Although full-scale legalization is not going to happen in Germany anytime soon, Wurth nevertheless calls himself satisfied. “Starting off with decriminalizing the end users is a sensible approach and something for which the DHV has campaigned many years,” he said. After all, even under the current outspokenly “pro-cannabis” government, almost 174,000 criminal cases have been filed in 2022 alone against citizens for possessing a few grams of weed or growing a couple of cannabis plants for their own consumption. “There are a million or more active users in Ger-many, so no longer treating them as criminals is the crucial first step into the right direction,” Wurth insisted.
Wurth explained that as part of that phase “consumers can have up to 25 grams of marijuana in their possession without needing to fear arrest.” That is a lot of grass! Secondly, the growing of “up to three flowering plants” at home likewise will be permitted, whereas it is understood that the “harvest” is for private consumption only and must not be commercially traded in any way. Then there are the already mentioned “cannabis social clubs”, which must operate as not-for-profit organizations. Intended as gathering spots for members to indulge in their favorite pastime, the clubs will be allowed to dispense cannabis obtained from their member network. But, they are explicitly barred from purchasing stocks “from third parties”. “That [third-party purchasing] could be construed as violating EU law and the government wants to avoid incurring penalties imposed by the European Commission,” explained Wurth.
Last but not least, the clubs apparently are going to have the additional option to grow their own cannabis on site, too, the plants tended by volunteers appointed and supervised by the respective club committee. But, Wurth noted that clubs will not be permitted to grow more than their members actually consume. In other words, surplus production is a no-no. How these clubs are to be controlled and how the amount of cannabis they are permitted to grow will be determined remains rather murky at this point. “It was not clearly expressed [during the conference], so we will have to wait until details are published in writing,” Wurth said.
“Retail shops will only be allowed to open within these pilot regions and alongside the social clubs, whereas outside of these zones only social clubs will be permitted, but no shops,” clarified Wurth. He added that designated pilot regions could potentially be located hundreds of kilometers apart from each other. “For example, there could be one zone in Berlin, another in Hamburg, yet another in Munich,” he explained.

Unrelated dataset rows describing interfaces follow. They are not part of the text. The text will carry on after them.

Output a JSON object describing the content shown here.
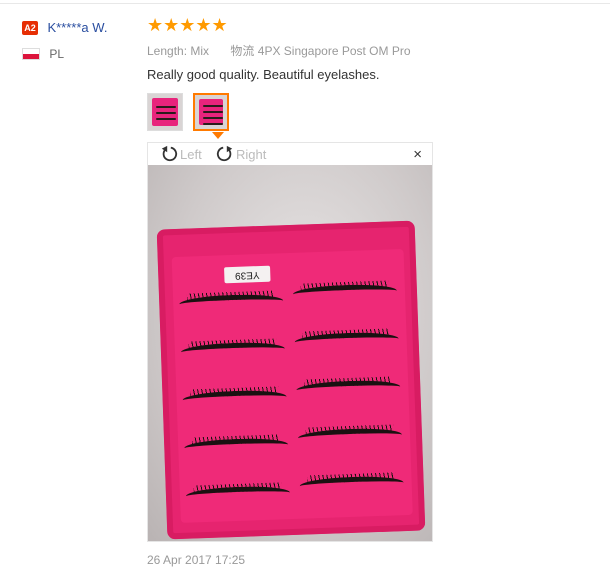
{
  "user": {
    "badge": "A2",
    "name": "K*****a W.",
    "country_code": "PL"
  },
  "review": {
    "stars": "★★★★★",
    "length_label": "Length:",
    "length_value": "Mix",
    "shipping_label": "物流",
    "shipping_value": "4PX Singapore Post OM Pro",
    "text": "Really good quality. Beautiful eyelashes.",
    "date": "26 Apr 2017 17:25"
  },
  "viewer": {
    "rotate_left": "Left",
    "rotate_right": "Right",
    "close": "×",
    "sticker": "YE39"
  },
  "colors": {
    "accent": "#ff7a00",
    "star": "#ff9a00",
    "badge": "#e62e04",
    "link": "#2a4ea0",
    "case": "#e6246f"
  }
}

“Unlike non-EU countries such as Canada or Uruguay, Germany is still bound by rather strict EU regulations regarding narcotics and cannot simply unilaterally decide to embark on a full-scale legalization,” Wurth said. He added, “Whichever German laws are hammered out, they must not conflict with EU law.”
But while Wurth was confident that initial decriminalization will almost certainly lead up to eventual legalization, he also expressed some disappointment at the proposed time frame. The regional pilot projects are supposed to run for a minimum of five years before an evaluation will determine if further expansion is even on the books. Furthermore, such an expansion will be hinged on the passing of appropriate laws by Germany’s 16 federal states as well as the national assembly.

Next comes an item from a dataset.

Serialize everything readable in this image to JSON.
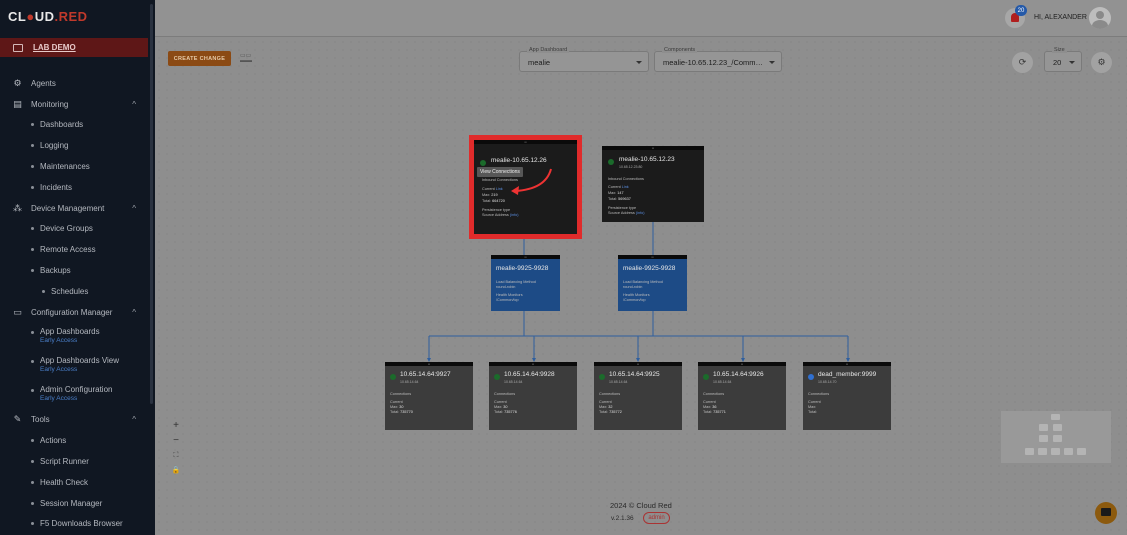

“Considering how slow progress has been so far, legalization will not occur until well into the next decade even if everything goes off without a hitch,” Wurth worried.

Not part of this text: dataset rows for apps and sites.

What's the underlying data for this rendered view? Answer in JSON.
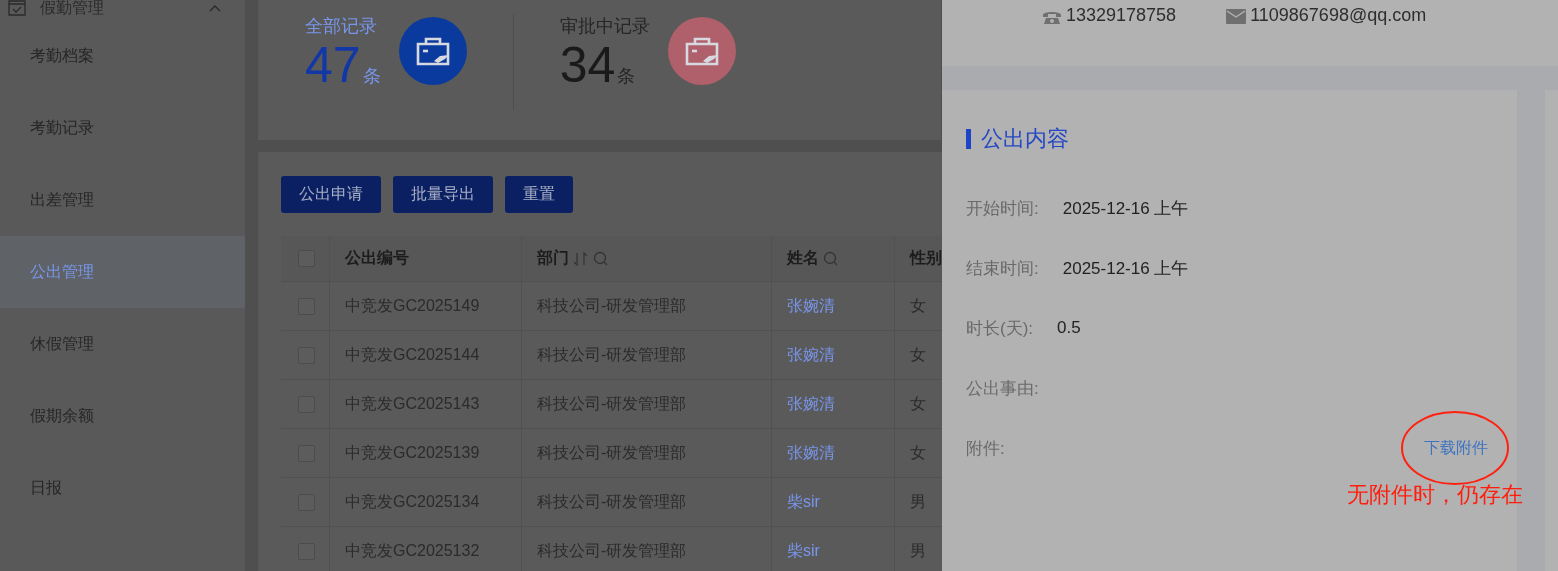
{
  "sidebar": {
    "group": {
      "label": "假勤管理",
      "expanded": true
    },
    "items": [
      {
        "label": "考勤档案",
        "selected": false
      },
      {
        "label": "考勤记录",
        "selected": false
      },
      {
        "label": "出差管理",
        "selected": false
      },
      {
        "label": "公出管理",
        "selected": true
      },
      {
        "label": "休假管理",
        "selected": false
      },
      {
        "label": "假期余额",
        "selected": false
      },
      {
        "label": "日报",
        "selected": false
      }
    ]
  },
  "stats": [
    {
      "kind": "total",
      "label": "全部记录",
      "count": "47",
      "unit": "条"
    },
    {
      "kind": "pending",
      "label": "审批中记录",
      "count": "34",
      "unit": "条"
    }
  ],
  "toolbar": [
    "公出申请",
    "批量导出",
    "重置"
  ],
  "table": {
    "select_all": {
      "checked": false
    },
    "columns": [
      {
        "label": "公出编号"
      },
      {
        "label": "部门",
        "sortable": true,
        "searchable": true
      },
      {
        "label": "姓名",
        "searchable": true
      },
      {
        "label": "性别"
      }
    ],
    "rows": [
      {
        "checked": false,
        "cells": [
          "中竞发GC2025149",
          "科技公司-研发管理部",
          "张婉清",
          "女"
        ]
      },
      {
        "checked": false,
        "cells": [
          "中竞发GC2025144",
          "科技公司-研发管理部",
          "张婉清",
          "女"
        ]
      },
      {
        "checked": false,
        "cells": [
          "中竞发GC2025143",
          "科技公司-研发管理部",
          "张婉清",
          "女"
        ]
      },
      {
        "checked": false,
        "cells": [
          "中竞发GC2025139",
          "科技公司-研发管理部",
          "张婉清",
          "女"
        ]
      },
      {
        "checked": false,
        "cells": [
          "中竞发GC2025134",
          "科技公司-研发管理部",
          "柴sir",
          "男"
        ]
      },
      {
        "checked": false,
        "cells": [
          "中竞发GC2025132",
          "科技公司-研发管理部",
          "柴sir",
          "男"
        ]
      }
    ]
  },
  "drawer": {
    "contact": {
      "phone": "13329178758",
      "email": "1109867698@qq.com"
    },
    "section_title": "公出内容",
    "fields": [
      {
        "label": "开始时间:",
        "value": "2025-12-16 上午"
      },
      {
        "label": "结束时间:",
        "value": "2025-12-16 上午"
      },
      {
        "label": "时长(天):",
        "value": "0.5"
      },
      {
        "label": "公出事由:"
      }
    ],
    "attachment": {
      "label": "附件:",
      "link": "下载附件"
    },
    "annotation": {
      "text": "无附件时，仍存在"
    }
  }
}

“I hope [the Czechs] will stick to their plan, submit a comprehensive legalization draft to the EU Commission and then fight it out in Brussels and Strasbourg,” said Wurth. If that works, Czech Republic may overtake Germany still.